Learn About the Sleep Cycle (and How OSA Affects It)

How does sleep apnea affect the sleep cycle?Individuals that suffer from sleep apnea can temporarily stop breathing between five and 100 times an hour while they are sleeping. This can be especially disruptive to the sleep cycle, which is essential for cellular repair, a strong memory and a host of other physiological functions. Simply put, constantly disrupting the sleep cycle can lead to a variety of health concerns.

Here, Northfield Dental Group discusses the sleep cycle, how obstructive sleep apnea (OSA) can affect it and what to do if you think you have OSA.

The Sleep Cycle

When we sleep, we cycle between REM (rapid eye movement) and non-REM sleep. The entire sleep cycle repeats itself about every 90 minutes.

The first stage of the sleep cycle involves extremely light non-REM sleep, which may last about five to 10 minutes. During this time, it is easy to wake up the person sleeping. We then enter light non-REM sleep, during which the heart rate slows and body temperature decreases. The third stage of the cycle involves deep non-REM sleep, during which it is harder to wake someone up.

After these first three stages, we experience REM sleep. This stage occurs about 90 minutes after falling asleep. The first period of REM sleep generally lasts about 10 minutes, with the subsequent period lasting longer and the final period lasting up to one hour. Then, the entire cycle repeats itself.

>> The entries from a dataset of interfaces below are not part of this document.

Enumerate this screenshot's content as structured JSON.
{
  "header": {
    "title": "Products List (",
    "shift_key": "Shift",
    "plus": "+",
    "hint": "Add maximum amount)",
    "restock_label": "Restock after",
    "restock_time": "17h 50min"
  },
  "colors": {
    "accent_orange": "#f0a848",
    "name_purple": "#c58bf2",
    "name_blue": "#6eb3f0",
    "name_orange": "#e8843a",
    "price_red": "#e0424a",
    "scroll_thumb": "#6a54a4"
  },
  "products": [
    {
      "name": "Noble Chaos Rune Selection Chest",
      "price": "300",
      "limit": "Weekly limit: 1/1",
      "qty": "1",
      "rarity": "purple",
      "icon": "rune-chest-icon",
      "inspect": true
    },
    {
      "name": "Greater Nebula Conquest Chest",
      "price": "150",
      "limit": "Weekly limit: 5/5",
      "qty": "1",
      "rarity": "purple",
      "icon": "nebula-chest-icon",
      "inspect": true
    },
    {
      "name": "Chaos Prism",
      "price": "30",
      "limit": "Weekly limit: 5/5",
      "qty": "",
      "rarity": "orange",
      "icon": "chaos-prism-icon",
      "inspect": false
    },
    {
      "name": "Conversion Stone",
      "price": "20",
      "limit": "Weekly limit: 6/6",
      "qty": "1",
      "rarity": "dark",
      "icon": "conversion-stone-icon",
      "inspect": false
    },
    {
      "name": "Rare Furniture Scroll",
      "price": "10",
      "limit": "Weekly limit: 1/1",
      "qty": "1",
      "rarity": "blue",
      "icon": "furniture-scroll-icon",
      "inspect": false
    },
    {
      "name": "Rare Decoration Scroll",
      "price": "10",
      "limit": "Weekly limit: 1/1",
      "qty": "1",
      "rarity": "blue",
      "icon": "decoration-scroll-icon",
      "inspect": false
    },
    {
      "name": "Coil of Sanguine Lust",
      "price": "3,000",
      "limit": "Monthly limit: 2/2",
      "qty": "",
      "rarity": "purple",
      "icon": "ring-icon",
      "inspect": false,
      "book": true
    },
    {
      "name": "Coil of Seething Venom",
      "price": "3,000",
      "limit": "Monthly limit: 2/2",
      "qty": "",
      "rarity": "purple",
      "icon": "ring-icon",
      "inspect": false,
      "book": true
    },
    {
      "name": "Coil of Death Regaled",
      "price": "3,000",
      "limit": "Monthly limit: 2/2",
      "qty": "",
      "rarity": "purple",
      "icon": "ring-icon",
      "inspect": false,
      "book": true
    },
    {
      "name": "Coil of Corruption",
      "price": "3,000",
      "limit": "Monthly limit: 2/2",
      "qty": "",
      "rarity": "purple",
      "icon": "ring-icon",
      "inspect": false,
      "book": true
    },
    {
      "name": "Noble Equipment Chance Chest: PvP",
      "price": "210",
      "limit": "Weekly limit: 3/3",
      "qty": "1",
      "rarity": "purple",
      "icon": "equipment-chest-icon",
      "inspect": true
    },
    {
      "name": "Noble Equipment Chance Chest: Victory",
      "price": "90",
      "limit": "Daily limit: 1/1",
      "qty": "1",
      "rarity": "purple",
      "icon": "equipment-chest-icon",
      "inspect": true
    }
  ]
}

How Sleep Apnea Affects the Sleep Cycle

The most intense episodes of sleep apnea, including OSA, often occur during REM sleep, which is thought to be the period of sleep when the brain processes the day’s experiences and organizes memory. After one night of disruptive REM sleep, an individual might have trouble concentrating or feel extremely drowsy the following day; this alone can be dangerous, especially when driving or operating heavy machinery. After several nights of disruptive REM sleep, memory can start to suffer.

Unfortunately, this is only the tip of the iceberg, in terms of how sleep apnea and disruptive sleep cycles can lead to health concerns. Over time, not getting a sufficient amount of quality sleep each night can lead to weight gain, cardiovascular problems and other health issues.

Get a Better Night’s Sleep

If you wake up in the mornings feeling more tired than you did before you went to bed the night before; if you feel drowsy during the day; or if you have a hard time focusing, you might be suffering from a sleep disorder such as obstructive sleep apnea. To schedule an appointment with a sleep apnea dentist and start on your way to getting a better night’s sleep, contact Northfield Dental Group by calling (973) 736-0111 now.